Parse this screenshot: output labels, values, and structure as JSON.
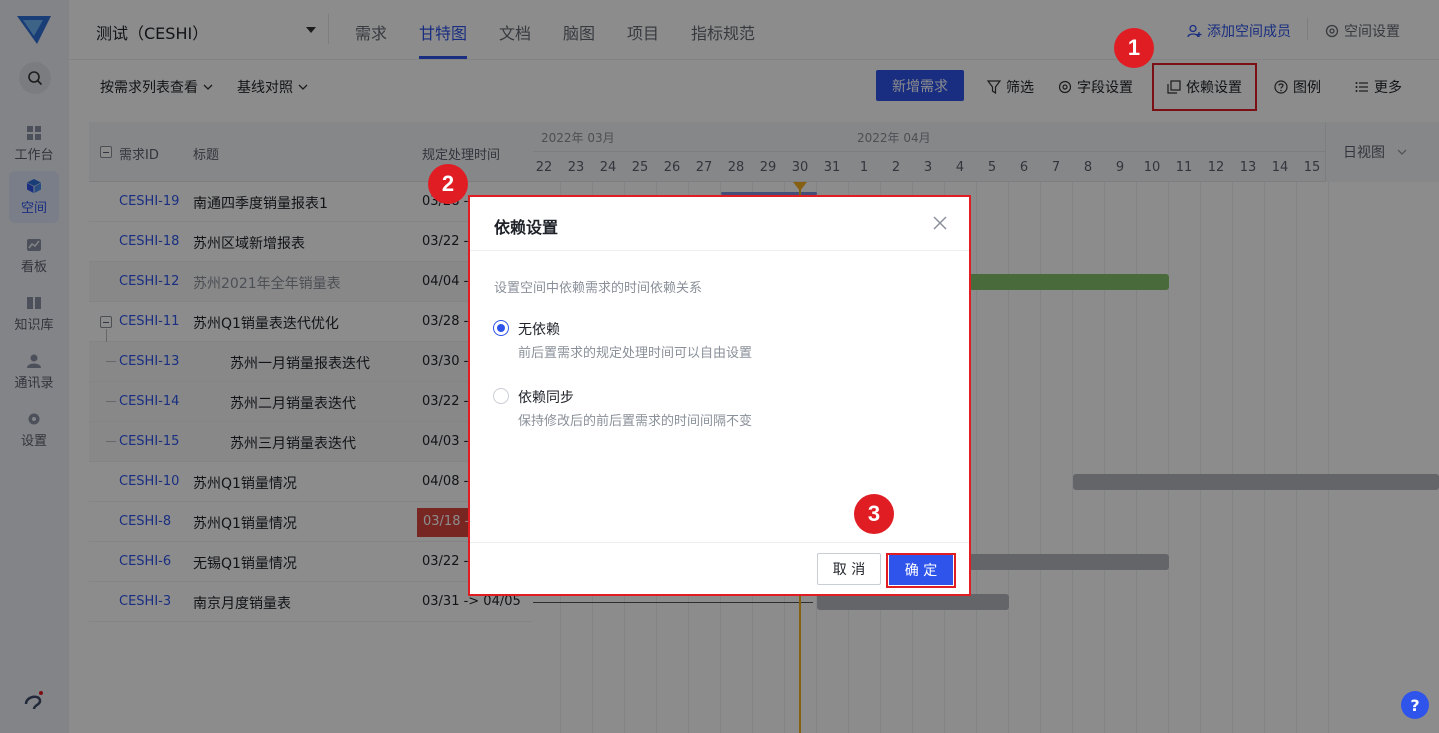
{
  "sidebar": {
    "items": [
      {
        "label": "工作台"
      },
      {
        "label": "空间"
      },
      {
        "label": "看板"
      },
      {
        "label": "知识库"
      },
      {
        "label": "通讯录"
      },
      {
        "label": "设置"
      }
    ]
  },
  "header": {
    "space_name": "测试（CESHI）",
    "tabs": [
      {
        "label": "需求"
      },
      {
        "label": "甘特图"
      },
      {
        "label": "文档"
      },
      {
        "label": "脑图"
      },
      {
        "label": "项目"
      },
      {
        "label": "指标规范"
      }
    ],
    "add_member": "添加空间成员",
    "space_settings": "空间设置"
  },
  "toolbar": {
    "view_by": "按需求列表查看",
    "baseline": "基线对照",
    "new_requirement": "新增需求",
    "filter": "筛选",
    "field_settings": "字段设置",
    "dependency_settings": "依赖设置",
    "legend": "图例",
    "more": "更多"
  },
  "table": {
    "headers": {
      "id": "需求ID",
      "title": "标题",
      "time": "规定处理时间"
    },
    "rows": [
      {
        "id": "CESHI-19",
        "title": "南通四季度销量报表1",
        "time": "03/28 -"
      },
      {
        "id": "CESHI-18",
        "title": "苏州区域新增报表",
        "time": "03/22 -"
      },
      {
        "id": "CESHI-12",
        "title": "苏州2021年全年销量表",
        "time": "04/04 -"
      },
      {
        "id": "CESHI-11",
        "title": "苏州Q1销量表迭代优化",
        "time": "03/28 -"
      },
      {
        "id": "CESHI-13",
        "title": "苏州一月销量报表迭代",
        "time": "03/30 -"
      },
      {
        "id": "CESHI-14",
        "title": "苏州二月销量表迭代",
        "time": "03/22 -"
      },
      {
        "id": "CESHI-15",
        "title": "苏州三月销量表迭代",
        "time": "04/03 -"
      },
      {
        "id": "CESHI-10",
        "title": "苏州Q1销量情况",
        "time": "04/08 -"
      },
      {
        "id": "CESHI-8",
        "title": "苏州Q1销量情况",
        "time": "03/18 -"
      },
      {
        "id": "CESHI-6",
        "title": "无锡Q1销量情况",
        "time": "03/22 -"
      },
      {
        "id": "CESHI-3",
        "title": "南京月度销量表",
        "time": "03/31 -> 04/05"
      }
    ]
  },
  "gantt": {
    "months": [
      "2022年 03月",
      "2022年 04月"
    ],
    "days": [
      "22",
      "23",
      "24",
      "25",
      "26",
      "27",
      "28",
      "29",
      "30",
      "31",
      "1",
      "2",
      "3",
      "4",
      "5",
      "6",
      "7",
      "8",
      "9",
      "10",
      "11",
      "12",
      "13",
      "14",
      "15"
    ],
    "view_mode": "日视图"
  },
  "modal": {
    "title": "依赖设置",
    "description": "设置空间中依赖需求的时间依赖关系",
    "options": [
      {
        "label": "无依赖",
        "hint": "前后置需求的规定处理时间可以自由设置",
        "checked": true
      },
      {
        "label": "依赖同步",
        "hint": "保持修改后的前后置需求的时间间隔不变",
        "checked": false
      }
    ],
    "cancel": "取 消",
    "confirm": "确 定"
  },
  "steps": [
    "1",
    "2",
    "3"
  ],
  "help": "?",
  "colors": {
    "accent": "#2f54eb",
    "highlight": "#e11d24",
    "today": "#f2b01e"
  }
}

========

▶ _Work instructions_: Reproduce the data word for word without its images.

▶ _Answer for the task_:
Parse this screenshot: output labels, values, and structure as JSON.
{
  "sidebar": {
    "items": [
      {
        "label": "工作台"
      },
      {
        "label": "空间"
      },
      {
        "label": "看板"
      },
      {
        "label": "知识库"
      },
      {
        "label": "通讯录"
      },
      {
        "label": "设置"
      }
    ]
  },
  "header": {
    "space_name": "测试（CESHI）",
    "tabs": [
      {
        "label": "需求"
      },
      {
        "label": "甘特图"
      },
      {
        "label": "文档"
      },
      {
        "label": "脑图"
      },
      {
        "label": "项目"
      },
      {
        "label": "指标规范"
      }
    ],
    "add_member": "添加空间成员",
    "space_settings": "空间设置"
  },
  "toolbar": {
    "view_by": "按需求列表查看",
    "baseline": "基线对照",
    "new_requirement": "新增需求",
    "filter": "筛选",
    "field_settings": "字段设置",
    "dependency_settings": "依赖设置",
    "legend": "图例",
    "more": "更多"
  },
  "table": {
    "headers": {
      "id": "需求ID",
      "title": "标题",
      "time": "规定处理时间"
    },
    "rows": [
      {
        "id": "CESHI-19",
        "title": "南通四季度销量报表1",
        "time": "03/28 -"
      },
      {
        "id": "CESHI-18",
        "title": "苏州区域新增报表",
        "time": "03/22 -"
      },
      {
        "id": "CESHI-12",
        "title": "苏州2021年全年销量表",
        "time": "04/04 -"
      },
      {
        "id": "CESHI-11",
        "title": "苏州Q1销量表迭代优化",
        "time": "03/28 -"
      },
      {
        "id": "CESHI-13",
        "title": "苏州一月销量报表迭代",
        "time": "03/30 -"
      },
      {
        "id": "CESHI-14",
        "title": "苏州二月销量表迭代",
        "time": "03/22 -"
      },
      {
        "id": "CESHI-15",
        "title": "苏州三月销量表迭代",
        "time": "04/03 -"
      },
      {
        "id": "CESHI-10",
        "title": "苏州Q1销量情况",
        "time": "04/08 -"
      },
      {
        "id": "CESHI-8",
        "title": "苏州Q1销量情况",
        "time": "03/18 -"
      },
      {
        "id": "CESHI-6",
        "title": "无锡Q1销量情况",
        "time": "03/22 -"
      },
      {
        "id": "CESHI-3",
        "title": "南京月度销量表",
        "time": "03/31 -> 04/05"
      }
    ]
  },
  "gantt": {
    "months": [
      "2022年 03月",
      "2022年 04月"
    ],
    "days": [
      "22",
      "23",
      "24",
      "25",
      "26",
      "27",
      "28",
      "29",
      "30",
      "31",
      "1",
      "2",
      "3",
      "4",
      "5",
      "6",
      "7",
      "8",
      "9",
      "10",
      "11",
      "12",
      "13",
      "14",
      "15"
    ],
    "view_mode": "日视图"
  },
  "modal": {
    "title": "依赖设置",
    "description": "设置空间中依赖需求的时间依赖关系",
    "options": [
      {
        "label": "无依赖",
        "hint": "前后置需求的规定处理时间可以自由设置",
        "checked": true
      },
      {
        "label": "依赖同步",
        "hint": "保持修改后的前后置需求的时间间隔不变",
        "checked": false
      }
    ],
    "cancel": "取 消",
    "confirm": "确 定"
  },
  "steps": [
    "1",
    "2",
    "3"
  ],
  "help": "?",
  "colors": {
    "accent": "#2f54eb",
    "highlight": "#e11d24",
    "today": "#f2b01e"
  }
}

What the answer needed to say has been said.